• _REQUIRED ACTION_: Every line that contains the word "icon" is to be copied from the listing.

── INPUT

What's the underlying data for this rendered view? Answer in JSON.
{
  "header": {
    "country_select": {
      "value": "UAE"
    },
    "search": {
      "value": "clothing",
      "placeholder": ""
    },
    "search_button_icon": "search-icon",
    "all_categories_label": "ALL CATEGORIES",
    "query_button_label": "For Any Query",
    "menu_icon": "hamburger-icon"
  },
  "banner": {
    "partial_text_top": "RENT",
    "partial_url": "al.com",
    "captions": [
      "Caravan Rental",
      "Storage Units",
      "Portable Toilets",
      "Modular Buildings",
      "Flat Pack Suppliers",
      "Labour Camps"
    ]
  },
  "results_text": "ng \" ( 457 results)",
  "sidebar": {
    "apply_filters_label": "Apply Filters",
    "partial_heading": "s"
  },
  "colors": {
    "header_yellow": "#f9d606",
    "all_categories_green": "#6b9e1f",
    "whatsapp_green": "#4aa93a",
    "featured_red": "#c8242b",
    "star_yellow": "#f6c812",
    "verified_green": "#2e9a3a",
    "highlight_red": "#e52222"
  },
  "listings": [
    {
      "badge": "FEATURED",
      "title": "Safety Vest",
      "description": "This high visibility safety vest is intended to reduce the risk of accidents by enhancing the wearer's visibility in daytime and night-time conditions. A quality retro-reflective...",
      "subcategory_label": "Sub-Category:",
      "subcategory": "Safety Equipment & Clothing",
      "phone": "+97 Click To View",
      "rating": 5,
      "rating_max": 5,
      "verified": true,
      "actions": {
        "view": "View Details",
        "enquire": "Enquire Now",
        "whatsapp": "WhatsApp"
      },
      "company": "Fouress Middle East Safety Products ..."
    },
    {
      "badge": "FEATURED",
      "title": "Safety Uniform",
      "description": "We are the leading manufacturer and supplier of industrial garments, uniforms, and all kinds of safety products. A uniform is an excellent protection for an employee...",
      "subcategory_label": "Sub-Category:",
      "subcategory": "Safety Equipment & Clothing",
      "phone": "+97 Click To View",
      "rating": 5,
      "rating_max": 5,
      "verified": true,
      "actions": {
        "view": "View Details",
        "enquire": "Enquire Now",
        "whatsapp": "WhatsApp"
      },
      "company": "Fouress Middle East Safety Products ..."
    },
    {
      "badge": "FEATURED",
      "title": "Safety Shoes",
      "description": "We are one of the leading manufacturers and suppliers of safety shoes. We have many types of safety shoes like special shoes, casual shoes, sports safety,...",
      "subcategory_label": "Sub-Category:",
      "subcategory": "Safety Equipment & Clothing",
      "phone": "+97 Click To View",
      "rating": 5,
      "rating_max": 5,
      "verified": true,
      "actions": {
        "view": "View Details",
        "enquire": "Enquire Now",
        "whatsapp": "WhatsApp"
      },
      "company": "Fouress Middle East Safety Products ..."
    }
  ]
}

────
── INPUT

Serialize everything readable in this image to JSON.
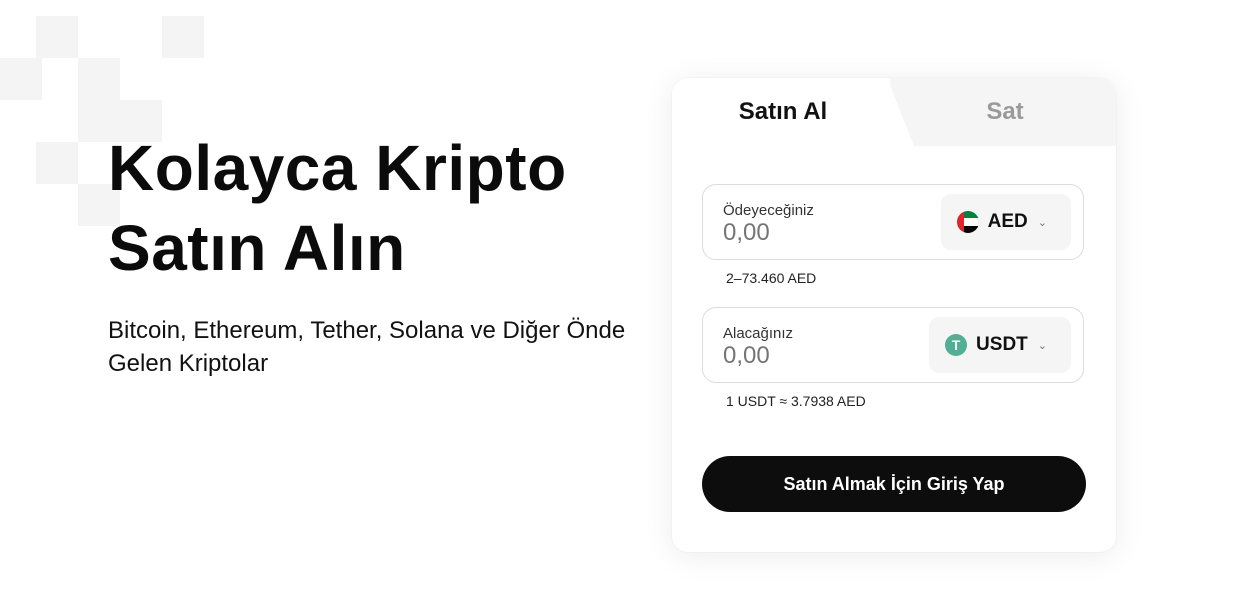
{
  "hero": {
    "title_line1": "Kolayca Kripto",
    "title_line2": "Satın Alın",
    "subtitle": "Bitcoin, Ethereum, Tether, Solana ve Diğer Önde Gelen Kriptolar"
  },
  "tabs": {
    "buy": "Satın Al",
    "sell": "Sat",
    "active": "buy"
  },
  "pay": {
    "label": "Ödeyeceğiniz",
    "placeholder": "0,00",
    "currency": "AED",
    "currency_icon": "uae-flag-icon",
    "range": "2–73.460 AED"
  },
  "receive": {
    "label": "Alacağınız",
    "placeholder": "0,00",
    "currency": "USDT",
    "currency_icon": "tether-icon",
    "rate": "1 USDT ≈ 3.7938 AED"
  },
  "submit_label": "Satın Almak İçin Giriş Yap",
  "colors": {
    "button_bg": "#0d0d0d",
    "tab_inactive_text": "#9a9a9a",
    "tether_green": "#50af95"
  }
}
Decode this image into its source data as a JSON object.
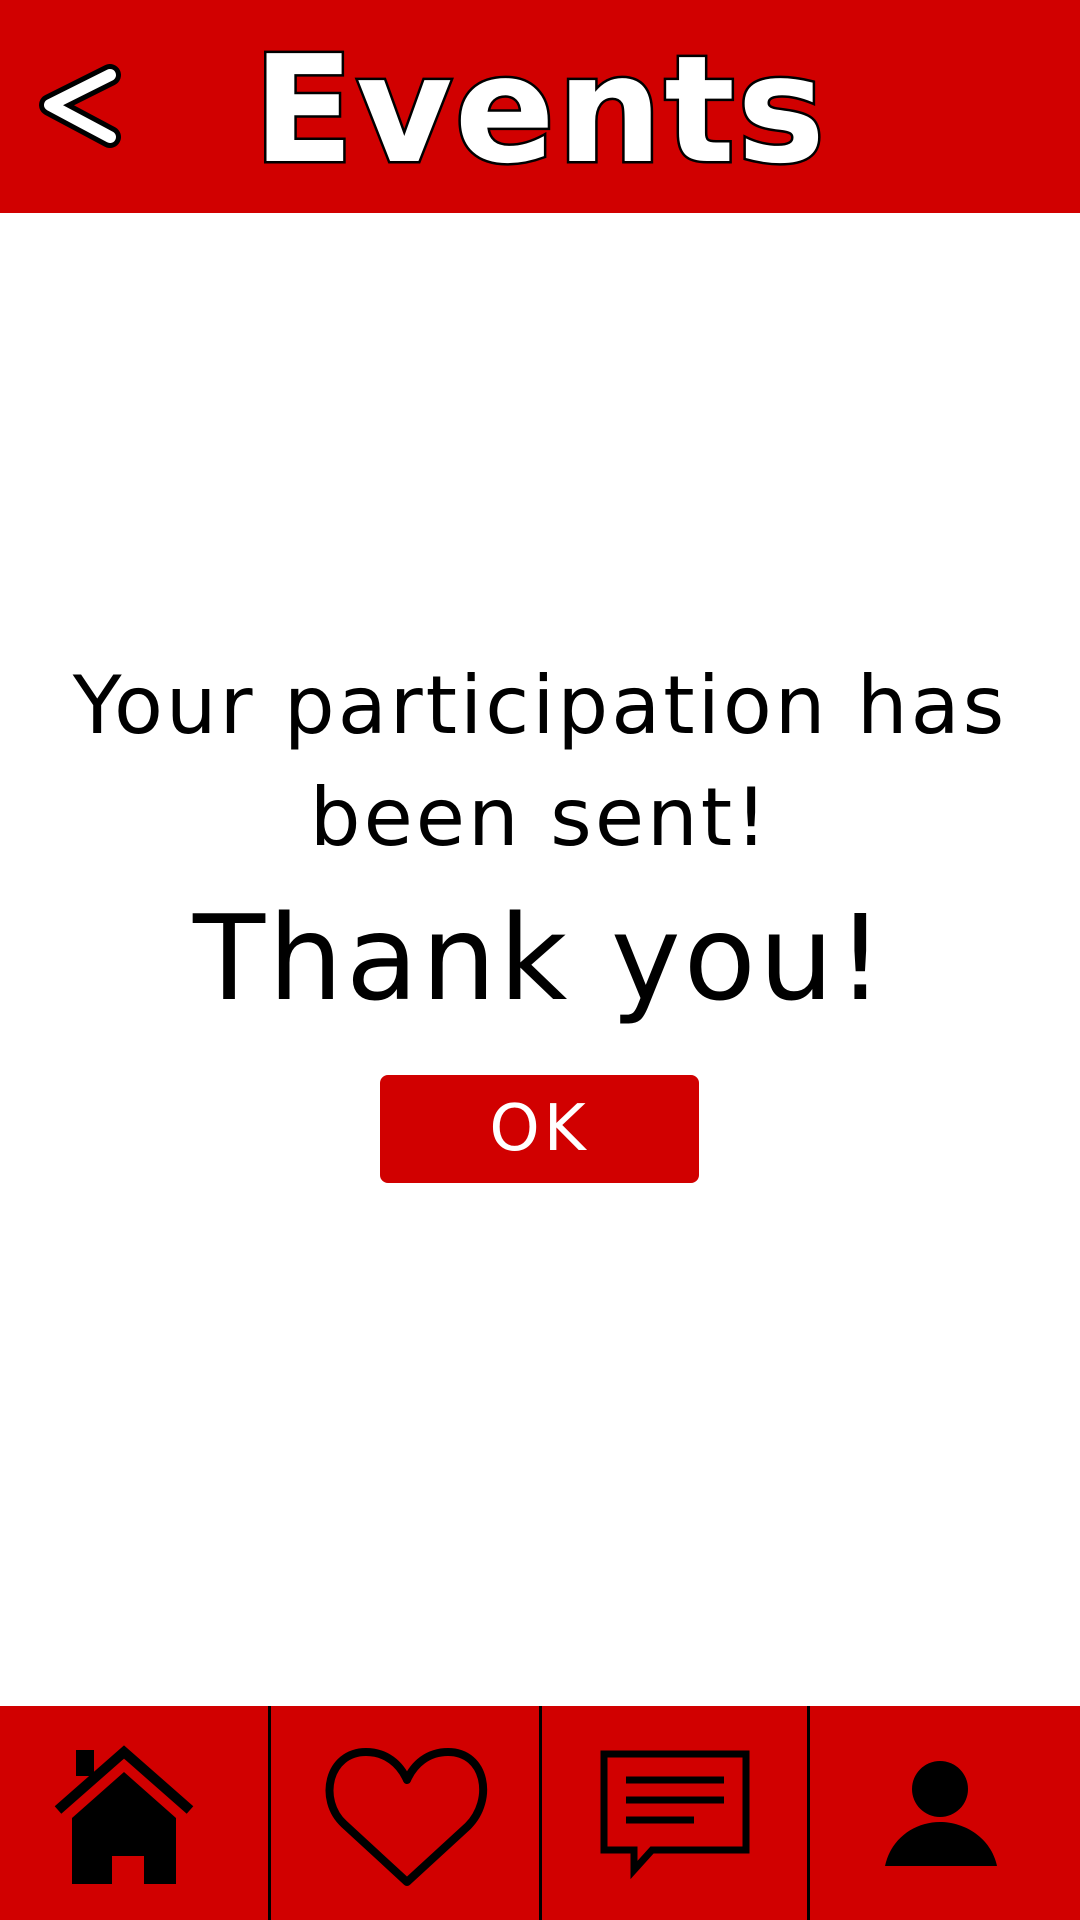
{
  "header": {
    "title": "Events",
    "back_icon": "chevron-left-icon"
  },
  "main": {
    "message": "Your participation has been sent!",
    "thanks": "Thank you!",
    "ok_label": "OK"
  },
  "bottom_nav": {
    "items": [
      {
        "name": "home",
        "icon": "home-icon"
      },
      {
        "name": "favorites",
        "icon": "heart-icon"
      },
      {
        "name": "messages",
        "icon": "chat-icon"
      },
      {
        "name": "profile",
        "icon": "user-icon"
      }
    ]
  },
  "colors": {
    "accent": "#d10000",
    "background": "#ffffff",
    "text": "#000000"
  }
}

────

• _SOLUTION TO THIS PROBLEM_:
    "search_button_icon": "search-icon",
    "menu_icon": "hamburger-icon"
    "currency_icon": "uae-flag-icon",
    "currency_icon": "tether-icon",
    "back_icon": "chevron-left-icon"
        "icon": "home-icon"
        "icon": "heart-icon"
        "icon": "chat-icon"
        "icon": "user-icon"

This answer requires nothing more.